The fat-derived hormone leptin acts on neurons in the hypothalamus to regulate food intake and body weight in rodents and humans.
The aim of this proposal is to identify and characterize a novel signaling mechanism whereby leptin affects neuronal activity of POMC and AgRP neurons. Specifically, we will test the hypothesis that leptin receptors localized on dendrites of POMC and AGRP neurons regulates phosphorylation and activity of post-synaptic glutamate receptors (NMDA-R(NR1/NR2B)), and that this pathway influences dendrite morphology, and eventually plays a role in energy balance regulation in mice. To achieve this, we will investigate leptin receptor signaling and action in cell lines, primary neuronal cultures, brain slices and in vivo in mice. We will use state- of-the art methodologies and create/use novel genetically modified mice, and study leptin's effects on neuronal plasticity and on energy balance in mice lacking specific NMDA receptor subunits in POMC or AgRP neurons. Findings from this proposal will lead to a significant advancement in our understanding of leptin receptor neurobiology. We will elucidate a new CNS pathway whereby leptin regulates energy balance.
We aim to identify a novel mechanism whereby leptin inhibits caloric intake in mice. Obtained data are important for advancing our understanding of how the brain controls appetite and body weight. The results are relevant for the future development of new strategies aimed at helping humans suffering from obesity.

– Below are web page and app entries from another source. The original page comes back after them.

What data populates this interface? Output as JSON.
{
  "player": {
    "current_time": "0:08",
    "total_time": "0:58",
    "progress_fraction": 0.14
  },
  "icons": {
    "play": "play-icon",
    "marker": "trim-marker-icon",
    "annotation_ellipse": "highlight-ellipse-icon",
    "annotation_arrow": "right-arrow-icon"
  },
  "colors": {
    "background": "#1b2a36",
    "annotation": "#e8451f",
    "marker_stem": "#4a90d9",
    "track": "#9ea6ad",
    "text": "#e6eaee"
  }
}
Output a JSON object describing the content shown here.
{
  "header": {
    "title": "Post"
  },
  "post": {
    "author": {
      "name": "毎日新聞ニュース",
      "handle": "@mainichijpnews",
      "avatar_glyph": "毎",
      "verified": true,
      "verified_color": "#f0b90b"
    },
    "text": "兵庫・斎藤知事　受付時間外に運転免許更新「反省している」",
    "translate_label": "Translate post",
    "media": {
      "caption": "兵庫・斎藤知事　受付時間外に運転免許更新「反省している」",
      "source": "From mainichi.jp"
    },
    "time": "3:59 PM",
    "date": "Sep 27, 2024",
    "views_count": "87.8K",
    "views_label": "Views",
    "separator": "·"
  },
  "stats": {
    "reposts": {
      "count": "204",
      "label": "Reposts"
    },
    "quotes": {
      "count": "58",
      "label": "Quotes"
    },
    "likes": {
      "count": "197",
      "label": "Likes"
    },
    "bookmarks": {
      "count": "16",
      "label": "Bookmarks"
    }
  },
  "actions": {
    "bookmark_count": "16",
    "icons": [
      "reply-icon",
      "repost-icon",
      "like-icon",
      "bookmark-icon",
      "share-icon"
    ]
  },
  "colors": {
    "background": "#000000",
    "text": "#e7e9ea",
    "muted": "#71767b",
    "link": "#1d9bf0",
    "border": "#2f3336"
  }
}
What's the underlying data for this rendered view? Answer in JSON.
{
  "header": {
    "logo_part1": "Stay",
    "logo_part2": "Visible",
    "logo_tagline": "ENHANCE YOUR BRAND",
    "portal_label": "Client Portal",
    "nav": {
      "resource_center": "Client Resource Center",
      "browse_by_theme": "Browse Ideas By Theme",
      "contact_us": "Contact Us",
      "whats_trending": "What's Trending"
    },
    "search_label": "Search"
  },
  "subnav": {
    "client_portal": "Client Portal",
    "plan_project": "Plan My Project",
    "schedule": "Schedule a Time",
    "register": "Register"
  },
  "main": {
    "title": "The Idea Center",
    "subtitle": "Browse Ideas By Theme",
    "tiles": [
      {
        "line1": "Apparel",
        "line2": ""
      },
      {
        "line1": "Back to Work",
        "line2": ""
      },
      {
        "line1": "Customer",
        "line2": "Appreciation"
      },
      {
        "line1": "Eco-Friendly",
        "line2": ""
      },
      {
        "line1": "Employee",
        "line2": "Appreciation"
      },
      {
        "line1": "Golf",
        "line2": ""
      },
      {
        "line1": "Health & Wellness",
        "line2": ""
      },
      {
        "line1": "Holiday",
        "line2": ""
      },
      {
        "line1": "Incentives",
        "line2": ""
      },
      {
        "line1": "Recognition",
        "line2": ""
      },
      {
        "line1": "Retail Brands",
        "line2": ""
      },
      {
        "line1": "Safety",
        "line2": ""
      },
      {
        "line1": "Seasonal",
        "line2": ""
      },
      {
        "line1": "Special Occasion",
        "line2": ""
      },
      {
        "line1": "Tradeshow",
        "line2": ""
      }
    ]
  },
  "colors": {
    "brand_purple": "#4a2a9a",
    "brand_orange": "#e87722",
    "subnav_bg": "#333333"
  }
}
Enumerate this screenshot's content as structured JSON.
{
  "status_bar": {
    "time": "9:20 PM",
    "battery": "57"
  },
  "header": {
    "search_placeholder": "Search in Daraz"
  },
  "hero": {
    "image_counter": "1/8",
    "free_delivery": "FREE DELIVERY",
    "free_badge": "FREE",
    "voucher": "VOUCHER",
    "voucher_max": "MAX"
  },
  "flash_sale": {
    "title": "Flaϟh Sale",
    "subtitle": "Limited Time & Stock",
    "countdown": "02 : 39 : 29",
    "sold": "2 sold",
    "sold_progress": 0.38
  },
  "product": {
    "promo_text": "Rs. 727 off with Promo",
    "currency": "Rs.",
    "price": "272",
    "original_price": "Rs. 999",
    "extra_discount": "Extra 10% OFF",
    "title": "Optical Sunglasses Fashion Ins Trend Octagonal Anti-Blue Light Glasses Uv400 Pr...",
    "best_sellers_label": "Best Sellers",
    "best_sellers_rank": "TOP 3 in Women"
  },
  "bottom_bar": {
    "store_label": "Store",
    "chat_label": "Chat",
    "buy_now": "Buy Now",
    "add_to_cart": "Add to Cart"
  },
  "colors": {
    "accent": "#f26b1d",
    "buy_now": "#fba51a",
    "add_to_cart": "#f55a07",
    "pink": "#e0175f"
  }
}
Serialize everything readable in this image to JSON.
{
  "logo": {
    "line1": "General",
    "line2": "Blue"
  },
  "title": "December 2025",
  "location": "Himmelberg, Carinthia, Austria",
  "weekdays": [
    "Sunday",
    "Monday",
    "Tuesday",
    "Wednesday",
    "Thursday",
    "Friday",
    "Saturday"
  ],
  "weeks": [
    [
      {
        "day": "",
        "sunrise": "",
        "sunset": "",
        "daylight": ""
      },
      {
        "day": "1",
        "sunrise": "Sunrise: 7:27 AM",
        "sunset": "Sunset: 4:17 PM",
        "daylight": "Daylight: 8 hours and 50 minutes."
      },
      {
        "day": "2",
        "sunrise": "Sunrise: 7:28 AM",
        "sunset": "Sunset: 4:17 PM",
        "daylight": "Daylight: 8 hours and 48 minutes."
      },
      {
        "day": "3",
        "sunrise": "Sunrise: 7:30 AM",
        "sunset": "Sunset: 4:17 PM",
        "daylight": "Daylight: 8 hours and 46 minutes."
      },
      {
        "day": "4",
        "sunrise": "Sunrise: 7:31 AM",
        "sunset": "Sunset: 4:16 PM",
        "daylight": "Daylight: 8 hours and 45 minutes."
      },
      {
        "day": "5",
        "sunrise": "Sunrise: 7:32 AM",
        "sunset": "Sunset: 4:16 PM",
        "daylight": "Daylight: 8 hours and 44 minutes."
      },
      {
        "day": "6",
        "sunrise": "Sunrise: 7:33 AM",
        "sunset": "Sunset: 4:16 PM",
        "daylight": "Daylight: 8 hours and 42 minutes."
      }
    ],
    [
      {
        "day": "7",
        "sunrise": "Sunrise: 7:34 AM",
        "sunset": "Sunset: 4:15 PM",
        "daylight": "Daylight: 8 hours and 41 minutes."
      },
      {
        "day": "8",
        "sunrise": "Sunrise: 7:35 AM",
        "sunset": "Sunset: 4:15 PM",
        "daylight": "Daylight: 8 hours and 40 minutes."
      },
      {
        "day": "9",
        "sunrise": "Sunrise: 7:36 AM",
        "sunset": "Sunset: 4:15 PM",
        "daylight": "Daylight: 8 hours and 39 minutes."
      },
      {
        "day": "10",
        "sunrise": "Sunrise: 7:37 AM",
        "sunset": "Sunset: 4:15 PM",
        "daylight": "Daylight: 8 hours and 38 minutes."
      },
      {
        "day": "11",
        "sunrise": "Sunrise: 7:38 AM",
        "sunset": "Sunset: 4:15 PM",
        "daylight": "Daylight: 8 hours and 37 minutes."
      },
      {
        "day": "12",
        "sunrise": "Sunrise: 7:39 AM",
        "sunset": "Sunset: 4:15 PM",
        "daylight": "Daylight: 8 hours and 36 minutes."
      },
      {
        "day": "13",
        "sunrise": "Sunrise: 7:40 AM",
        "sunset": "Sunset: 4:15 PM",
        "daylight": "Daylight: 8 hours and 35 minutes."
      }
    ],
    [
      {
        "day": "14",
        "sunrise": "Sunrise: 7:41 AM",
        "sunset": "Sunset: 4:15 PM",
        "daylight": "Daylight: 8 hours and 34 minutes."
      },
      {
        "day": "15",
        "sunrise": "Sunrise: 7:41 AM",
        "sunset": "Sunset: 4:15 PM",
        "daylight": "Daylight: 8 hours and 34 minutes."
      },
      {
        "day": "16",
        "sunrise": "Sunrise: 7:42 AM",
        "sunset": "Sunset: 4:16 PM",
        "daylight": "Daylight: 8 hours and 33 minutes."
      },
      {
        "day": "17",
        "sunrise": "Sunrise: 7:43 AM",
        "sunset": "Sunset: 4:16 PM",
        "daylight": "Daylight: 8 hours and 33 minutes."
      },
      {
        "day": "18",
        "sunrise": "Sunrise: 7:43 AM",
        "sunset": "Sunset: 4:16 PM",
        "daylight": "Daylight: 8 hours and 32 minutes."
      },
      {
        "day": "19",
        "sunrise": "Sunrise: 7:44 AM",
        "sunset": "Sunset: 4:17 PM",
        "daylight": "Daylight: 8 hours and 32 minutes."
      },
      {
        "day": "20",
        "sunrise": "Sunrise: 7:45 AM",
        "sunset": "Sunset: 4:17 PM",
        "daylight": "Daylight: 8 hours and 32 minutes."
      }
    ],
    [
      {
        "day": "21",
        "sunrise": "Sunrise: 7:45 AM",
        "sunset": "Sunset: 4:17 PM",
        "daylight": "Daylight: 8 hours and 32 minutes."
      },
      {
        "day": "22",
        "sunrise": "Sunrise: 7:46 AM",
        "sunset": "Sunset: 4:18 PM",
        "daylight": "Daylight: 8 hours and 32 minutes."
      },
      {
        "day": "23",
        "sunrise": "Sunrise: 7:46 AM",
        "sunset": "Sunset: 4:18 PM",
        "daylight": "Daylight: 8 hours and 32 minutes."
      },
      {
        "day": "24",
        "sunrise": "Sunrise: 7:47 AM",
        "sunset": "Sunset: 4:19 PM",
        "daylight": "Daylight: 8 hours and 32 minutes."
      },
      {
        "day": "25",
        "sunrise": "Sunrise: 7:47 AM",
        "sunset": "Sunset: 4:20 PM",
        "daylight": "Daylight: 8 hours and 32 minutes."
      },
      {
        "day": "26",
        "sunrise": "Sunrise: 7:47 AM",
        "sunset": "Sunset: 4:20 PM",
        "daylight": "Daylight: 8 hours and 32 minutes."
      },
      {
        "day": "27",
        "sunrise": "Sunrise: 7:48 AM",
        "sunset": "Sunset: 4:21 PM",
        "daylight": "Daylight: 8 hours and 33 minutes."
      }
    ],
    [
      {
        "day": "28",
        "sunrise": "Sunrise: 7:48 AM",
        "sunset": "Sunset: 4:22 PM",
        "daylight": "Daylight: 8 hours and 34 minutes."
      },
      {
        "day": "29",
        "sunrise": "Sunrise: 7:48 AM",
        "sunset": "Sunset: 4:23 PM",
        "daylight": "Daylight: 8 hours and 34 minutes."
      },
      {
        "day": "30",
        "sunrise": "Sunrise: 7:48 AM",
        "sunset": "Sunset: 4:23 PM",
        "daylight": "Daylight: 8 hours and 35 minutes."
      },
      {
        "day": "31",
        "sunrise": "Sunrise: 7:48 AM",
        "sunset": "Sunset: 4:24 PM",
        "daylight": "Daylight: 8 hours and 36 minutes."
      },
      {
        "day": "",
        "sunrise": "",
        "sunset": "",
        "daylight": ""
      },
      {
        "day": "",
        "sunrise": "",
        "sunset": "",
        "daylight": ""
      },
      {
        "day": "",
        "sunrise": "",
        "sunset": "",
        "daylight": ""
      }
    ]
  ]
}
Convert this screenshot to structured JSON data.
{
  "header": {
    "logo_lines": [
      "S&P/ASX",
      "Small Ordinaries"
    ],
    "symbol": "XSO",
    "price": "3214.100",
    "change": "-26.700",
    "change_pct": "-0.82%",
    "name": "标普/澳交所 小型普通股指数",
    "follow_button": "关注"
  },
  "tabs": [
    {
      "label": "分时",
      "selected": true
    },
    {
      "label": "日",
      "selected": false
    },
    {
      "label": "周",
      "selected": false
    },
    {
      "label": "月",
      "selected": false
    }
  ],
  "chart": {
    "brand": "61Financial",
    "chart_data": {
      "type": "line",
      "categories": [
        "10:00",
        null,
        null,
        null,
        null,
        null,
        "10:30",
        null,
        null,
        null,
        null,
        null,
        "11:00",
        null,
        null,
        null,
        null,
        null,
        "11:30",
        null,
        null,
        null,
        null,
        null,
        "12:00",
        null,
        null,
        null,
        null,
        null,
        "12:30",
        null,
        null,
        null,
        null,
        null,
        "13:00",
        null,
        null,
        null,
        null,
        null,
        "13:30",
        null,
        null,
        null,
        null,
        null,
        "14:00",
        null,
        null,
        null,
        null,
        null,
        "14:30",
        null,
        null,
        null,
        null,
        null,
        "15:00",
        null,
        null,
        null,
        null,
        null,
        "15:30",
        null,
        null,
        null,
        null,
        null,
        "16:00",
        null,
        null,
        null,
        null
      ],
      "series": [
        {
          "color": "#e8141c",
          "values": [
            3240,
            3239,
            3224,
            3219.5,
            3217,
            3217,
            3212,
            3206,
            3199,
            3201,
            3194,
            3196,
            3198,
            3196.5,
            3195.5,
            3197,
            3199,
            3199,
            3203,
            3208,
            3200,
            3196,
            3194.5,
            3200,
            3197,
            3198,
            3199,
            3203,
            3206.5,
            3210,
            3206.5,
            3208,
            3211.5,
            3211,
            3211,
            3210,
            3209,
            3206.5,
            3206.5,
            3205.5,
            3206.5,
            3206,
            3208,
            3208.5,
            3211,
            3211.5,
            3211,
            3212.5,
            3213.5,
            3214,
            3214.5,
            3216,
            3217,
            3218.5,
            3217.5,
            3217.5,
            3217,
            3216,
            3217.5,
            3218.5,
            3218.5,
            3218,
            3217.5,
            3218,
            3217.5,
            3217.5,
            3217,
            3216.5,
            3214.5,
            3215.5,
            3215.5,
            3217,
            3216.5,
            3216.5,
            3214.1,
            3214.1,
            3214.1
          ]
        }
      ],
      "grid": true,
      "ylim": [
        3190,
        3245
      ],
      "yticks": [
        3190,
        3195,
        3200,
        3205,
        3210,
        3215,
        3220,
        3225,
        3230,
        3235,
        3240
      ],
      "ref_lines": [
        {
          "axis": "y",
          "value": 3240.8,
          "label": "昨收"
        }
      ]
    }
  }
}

|Gonçalves, Gabriel H M; Li, Wenjing; Garcia, Adriana V C-G et al. (2014) Hypothalamic agouti-related peptide neurons and the central melanocortin system are crucial mediators of leptin's antidiabetic actions. Cell Rep 7:1093-103|